> [WHAT TO WORK ON]: Pull every line that includes the word "favicon" from the data.

> [THE DATA]:

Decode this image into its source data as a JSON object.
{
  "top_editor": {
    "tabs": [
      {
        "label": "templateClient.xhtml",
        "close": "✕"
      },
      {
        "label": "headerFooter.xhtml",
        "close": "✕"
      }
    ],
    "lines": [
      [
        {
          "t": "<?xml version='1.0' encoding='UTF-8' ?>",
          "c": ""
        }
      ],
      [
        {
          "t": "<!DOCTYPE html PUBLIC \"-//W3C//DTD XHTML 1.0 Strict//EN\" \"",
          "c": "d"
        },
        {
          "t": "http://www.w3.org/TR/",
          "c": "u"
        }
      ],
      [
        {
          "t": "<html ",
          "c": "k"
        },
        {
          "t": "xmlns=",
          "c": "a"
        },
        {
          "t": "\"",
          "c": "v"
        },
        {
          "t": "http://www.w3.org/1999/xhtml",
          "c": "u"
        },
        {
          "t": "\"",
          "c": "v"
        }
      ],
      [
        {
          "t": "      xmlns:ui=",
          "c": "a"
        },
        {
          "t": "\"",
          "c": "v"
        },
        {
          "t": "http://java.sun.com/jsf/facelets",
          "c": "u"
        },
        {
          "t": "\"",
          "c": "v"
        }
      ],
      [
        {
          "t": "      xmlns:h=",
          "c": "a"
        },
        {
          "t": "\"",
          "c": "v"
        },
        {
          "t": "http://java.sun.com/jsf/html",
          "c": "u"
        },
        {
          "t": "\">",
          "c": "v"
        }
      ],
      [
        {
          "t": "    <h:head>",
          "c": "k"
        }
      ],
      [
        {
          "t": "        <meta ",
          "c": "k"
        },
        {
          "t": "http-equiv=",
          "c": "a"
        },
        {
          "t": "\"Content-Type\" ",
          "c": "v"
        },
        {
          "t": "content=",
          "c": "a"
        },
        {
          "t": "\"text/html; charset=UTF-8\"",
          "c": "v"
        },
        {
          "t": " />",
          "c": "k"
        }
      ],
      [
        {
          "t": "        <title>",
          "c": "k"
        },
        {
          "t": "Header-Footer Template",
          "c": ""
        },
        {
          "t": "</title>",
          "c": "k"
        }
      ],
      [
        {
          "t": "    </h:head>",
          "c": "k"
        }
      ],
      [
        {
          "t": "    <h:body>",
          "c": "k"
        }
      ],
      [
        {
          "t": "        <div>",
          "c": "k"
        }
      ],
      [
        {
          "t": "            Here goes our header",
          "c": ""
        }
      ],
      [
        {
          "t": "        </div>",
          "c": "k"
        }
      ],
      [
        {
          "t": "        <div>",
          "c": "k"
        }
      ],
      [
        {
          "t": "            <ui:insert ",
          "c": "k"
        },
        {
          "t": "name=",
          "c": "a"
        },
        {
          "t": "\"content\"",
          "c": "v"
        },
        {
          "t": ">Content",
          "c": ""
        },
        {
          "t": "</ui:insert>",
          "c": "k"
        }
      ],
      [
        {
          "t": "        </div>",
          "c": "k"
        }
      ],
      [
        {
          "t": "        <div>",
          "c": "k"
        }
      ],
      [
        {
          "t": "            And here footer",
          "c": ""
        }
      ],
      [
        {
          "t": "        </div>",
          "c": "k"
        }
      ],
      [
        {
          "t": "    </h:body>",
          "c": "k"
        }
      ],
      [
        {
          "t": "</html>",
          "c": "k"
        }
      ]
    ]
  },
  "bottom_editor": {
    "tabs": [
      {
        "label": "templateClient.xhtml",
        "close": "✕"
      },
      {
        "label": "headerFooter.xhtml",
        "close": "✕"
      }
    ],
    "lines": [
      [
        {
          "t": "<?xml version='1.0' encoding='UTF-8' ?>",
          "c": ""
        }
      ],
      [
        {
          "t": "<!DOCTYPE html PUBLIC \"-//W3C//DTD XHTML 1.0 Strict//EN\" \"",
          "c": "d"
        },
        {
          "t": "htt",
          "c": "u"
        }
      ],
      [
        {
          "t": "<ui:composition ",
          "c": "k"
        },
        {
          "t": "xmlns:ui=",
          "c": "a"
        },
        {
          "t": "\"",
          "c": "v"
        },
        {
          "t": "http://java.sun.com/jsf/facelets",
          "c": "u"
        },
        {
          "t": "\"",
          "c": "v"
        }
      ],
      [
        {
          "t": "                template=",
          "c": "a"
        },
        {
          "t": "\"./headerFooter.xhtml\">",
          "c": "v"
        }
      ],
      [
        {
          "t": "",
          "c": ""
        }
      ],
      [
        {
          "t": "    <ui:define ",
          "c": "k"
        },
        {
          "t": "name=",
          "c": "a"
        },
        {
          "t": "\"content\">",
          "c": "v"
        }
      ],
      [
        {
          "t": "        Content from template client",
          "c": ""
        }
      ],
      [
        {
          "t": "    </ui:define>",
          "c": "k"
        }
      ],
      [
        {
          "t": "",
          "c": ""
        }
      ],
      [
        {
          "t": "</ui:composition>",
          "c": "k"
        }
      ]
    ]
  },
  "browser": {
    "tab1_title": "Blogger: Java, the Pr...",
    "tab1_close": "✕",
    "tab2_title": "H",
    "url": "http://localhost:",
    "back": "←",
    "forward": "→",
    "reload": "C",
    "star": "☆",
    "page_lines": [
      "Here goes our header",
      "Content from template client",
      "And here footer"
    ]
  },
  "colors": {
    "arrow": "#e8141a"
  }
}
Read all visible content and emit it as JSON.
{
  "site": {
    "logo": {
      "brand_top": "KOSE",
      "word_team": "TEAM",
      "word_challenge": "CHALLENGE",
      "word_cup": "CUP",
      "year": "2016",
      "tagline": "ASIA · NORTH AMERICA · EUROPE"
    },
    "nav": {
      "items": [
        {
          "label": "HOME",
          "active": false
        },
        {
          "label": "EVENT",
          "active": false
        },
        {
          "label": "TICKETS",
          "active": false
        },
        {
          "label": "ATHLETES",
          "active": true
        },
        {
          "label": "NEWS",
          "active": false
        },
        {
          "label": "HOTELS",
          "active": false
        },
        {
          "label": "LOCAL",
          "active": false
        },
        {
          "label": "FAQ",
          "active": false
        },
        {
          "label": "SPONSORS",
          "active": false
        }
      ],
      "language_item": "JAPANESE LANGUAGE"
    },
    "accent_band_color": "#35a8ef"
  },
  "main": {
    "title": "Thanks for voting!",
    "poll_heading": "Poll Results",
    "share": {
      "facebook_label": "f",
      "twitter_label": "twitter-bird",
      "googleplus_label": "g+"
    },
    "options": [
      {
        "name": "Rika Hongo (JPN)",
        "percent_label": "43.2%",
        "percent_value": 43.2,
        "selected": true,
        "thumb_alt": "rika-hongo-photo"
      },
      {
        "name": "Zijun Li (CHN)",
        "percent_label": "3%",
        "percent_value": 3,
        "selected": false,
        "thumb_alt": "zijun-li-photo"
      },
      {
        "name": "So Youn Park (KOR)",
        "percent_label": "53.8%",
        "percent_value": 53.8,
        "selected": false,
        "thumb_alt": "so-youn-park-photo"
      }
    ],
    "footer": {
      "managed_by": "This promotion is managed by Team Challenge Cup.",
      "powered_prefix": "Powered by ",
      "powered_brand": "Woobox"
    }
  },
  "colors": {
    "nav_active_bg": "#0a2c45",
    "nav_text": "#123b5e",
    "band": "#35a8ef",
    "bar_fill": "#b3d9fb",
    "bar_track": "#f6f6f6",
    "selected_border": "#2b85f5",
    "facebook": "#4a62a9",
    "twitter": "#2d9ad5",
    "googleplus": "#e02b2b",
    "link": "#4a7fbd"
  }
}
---
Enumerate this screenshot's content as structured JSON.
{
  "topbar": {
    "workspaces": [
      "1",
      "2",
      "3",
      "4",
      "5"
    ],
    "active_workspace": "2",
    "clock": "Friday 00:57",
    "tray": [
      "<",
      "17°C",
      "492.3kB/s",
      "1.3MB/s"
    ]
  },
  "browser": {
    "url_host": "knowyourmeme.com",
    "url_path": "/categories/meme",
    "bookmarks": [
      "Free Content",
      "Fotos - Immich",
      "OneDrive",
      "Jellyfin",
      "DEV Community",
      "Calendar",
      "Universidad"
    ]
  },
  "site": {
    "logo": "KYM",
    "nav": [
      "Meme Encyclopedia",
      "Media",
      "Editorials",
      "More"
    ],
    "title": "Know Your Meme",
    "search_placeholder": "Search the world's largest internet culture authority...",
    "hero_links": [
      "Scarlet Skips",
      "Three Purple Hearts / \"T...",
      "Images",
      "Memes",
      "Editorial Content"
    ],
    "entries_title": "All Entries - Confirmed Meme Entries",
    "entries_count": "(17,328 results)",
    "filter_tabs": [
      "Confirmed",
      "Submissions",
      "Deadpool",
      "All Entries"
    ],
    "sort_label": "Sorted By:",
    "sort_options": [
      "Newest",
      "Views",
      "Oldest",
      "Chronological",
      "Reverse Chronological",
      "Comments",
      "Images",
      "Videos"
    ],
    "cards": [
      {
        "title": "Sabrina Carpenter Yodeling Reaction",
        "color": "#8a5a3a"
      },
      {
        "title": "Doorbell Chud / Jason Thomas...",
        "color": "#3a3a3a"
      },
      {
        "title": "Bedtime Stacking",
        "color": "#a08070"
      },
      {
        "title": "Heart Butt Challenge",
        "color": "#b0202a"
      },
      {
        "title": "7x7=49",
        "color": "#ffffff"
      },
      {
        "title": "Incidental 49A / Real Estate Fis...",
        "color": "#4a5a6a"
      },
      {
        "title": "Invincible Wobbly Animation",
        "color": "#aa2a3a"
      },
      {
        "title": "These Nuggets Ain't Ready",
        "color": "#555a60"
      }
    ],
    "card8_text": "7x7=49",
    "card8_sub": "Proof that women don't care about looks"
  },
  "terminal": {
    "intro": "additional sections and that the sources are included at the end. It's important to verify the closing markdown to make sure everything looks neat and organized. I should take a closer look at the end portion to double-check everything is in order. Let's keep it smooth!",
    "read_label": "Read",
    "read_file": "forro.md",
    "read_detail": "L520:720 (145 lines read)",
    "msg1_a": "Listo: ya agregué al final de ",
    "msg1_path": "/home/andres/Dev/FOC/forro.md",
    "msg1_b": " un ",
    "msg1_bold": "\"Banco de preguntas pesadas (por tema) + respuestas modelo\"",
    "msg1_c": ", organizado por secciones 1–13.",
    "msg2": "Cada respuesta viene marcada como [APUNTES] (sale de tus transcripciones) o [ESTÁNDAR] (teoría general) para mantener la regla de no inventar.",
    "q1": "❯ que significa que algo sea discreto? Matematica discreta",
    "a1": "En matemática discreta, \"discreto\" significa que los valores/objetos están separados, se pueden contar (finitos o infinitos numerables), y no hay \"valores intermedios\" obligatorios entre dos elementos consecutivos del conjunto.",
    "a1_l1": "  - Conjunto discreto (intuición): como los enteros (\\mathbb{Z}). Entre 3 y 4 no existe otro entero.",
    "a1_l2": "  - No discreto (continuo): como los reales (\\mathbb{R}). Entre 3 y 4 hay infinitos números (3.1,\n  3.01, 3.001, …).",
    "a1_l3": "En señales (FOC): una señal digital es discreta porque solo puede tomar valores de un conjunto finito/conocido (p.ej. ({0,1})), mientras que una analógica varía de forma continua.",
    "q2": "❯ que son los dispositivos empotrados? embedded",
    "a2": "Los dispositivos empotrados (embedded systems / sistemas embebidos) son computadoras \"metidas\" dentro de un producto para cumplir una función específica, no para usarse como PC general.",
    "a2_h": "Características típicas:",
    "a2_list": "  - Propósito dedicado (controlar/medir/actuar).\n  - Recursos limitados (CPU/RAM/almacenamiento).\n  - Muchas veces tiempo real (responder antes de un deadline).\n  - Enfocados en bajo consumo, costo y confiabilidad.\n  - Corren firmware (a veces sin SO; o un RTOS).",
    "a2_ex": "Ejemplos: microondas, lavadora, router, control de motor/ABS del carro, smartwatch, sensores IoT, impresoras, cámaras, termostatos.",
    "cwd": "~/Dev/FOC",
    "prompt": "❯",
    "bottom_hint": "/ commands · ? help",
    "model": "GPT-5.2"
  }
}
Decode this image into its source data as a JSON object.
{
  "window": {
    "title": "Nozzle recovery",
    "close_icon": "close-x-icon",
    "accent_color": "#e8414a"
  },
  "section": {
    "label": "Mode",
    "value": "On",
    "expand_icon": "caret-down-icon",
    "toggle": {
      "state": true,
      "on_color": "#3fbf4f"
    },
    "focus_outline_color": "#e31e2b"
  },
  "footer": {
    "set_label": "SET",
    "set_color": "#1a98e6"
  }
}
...
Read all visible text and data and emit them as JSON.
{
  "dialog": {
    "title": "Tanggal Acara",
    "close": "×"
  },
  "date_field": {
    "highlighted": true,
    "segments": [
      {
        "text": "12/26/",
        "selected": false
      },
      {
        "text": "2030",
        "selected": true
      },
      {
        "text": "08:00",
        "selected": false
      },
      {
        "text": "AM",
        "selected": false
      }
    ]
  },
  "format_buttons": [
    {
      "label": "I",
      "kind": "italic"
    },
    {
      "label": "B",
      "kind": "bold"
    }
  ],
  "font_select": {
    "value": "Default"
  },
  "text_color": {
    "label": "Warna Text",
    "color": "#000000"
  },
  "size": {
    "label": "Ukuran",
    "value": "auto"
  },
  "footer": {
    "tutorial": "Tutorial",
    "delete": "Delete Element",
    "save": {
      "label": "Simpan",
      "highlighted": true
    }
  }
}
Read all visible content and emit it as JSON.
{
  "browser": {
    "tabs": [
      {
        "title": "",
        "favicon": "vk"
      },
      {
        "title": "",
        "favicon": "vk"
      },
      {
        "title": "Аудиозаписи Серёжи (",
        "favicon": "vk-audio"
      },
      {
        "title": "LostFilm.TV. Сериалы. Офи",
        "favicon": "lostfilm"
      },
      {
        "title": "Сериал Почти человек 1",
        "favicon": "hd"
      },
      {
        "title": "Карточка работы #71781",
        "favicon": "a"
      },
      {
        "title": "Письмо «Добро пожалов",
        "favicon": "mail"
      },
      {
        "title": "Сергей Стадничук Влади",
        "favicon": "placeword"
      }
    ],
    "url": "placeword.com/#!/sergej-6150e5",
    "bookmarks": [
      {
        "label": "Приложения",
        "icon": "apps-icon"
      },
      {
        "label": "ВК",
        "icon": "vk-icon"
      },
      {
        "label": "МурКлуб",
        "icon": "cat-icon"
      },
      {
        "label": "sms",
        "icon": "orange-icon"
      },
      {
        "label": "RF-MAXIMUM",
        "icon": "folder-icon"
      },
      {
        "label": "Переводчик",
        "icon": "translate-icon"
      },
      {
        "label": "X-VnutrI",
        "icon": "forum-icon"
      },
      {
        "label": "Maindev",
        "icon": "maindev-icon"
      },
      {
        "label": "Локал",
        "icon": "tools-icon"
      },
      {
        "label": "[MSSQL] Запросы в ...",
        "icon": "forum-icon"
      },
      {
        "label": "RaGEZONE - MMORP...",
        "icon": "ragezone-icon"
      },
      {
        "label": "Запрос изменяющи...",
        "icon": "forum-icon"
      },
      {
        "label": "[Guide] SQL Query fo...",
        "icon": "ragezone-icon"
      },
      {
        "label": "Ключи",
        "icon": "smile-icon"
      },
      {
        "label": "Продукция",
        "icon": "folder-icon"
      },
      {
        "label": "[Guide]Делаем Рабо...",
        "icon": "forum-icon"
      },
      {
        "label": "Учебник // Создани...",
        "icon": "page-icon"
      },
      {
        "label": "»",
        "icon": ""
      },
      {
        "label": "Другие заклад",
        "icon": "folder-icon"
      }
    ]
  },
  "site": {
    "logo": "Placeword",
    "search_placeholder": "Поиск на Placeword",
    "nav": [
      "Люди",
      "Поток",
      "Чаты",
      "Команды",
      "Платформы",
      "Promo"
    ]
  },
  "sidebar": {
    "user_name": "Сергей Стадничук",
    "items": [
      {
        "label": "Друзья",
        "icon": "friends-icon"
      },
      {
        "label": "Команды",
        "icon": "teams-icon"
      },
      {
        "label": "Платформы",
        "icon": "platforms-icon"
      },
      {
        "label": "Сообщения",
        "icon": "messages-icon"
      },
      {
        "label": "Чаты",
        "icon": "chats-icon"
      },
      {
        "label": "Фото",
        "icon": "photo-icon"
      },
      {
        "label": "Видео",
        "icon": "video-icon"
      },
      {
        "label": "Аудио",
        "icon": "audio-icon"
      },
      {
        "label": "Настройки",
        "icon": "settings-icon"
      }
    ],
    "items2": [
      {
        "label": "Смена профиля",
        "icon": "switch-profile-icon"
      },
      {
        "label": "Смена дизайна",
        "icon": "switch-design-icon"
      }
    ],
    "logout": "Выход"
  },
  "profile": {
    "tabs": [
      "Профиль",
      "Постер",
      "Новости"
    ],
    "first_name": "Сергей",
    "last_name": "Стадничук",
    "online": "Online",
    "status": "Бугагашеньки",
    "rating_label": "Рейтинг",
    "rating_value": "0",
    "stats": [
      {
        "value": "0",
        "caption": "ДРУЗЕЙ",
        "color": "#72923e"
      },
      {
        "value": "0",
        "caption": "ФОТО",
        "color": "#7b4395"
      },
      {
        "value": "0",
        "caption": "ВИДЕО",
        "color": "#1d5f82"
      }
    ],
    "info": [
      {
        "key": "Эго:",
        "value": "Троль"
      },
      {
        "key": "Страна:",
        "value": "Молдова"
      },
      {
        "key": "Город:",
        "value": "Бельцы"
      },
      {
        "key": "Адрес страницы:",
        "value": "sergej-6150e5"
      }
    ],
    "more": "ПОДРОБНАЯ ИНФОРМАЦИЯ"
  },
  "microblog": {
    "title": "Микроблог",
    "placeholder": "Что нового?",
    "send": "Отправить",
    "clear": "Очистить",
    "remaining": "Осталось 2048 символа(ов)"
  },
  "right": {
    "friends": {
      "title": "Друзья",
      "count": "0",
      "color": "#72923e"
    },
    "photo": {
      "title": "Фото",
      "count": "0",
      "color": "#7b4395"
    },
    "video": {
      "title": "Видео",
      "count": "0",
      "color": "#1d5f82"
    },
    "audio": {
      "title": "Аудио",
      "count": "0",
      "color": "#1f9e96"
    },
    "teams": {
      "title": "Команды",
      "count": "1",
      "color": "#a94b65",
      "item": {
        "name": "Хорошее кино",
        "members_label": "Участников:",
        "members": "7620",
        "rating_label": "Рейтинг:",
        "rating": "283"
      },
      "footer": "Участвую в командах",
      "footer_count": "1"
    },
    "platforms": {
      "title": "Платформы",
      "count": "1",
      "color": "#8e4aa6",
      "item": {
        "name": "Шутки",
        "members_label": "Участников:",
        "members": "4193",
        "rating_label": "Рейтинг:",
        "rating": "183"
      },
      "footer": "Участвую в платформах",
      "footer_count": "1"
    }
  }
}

> [RESULT]:
        "favicon": "vk"
        "favicon": "vk"
        "favicon": "vk-audio"
        "favicon": "lostfilm"
        "favicon": "hd"
        "favicon": "a"
        "favicon": "mail"
        "favicon": "placeword"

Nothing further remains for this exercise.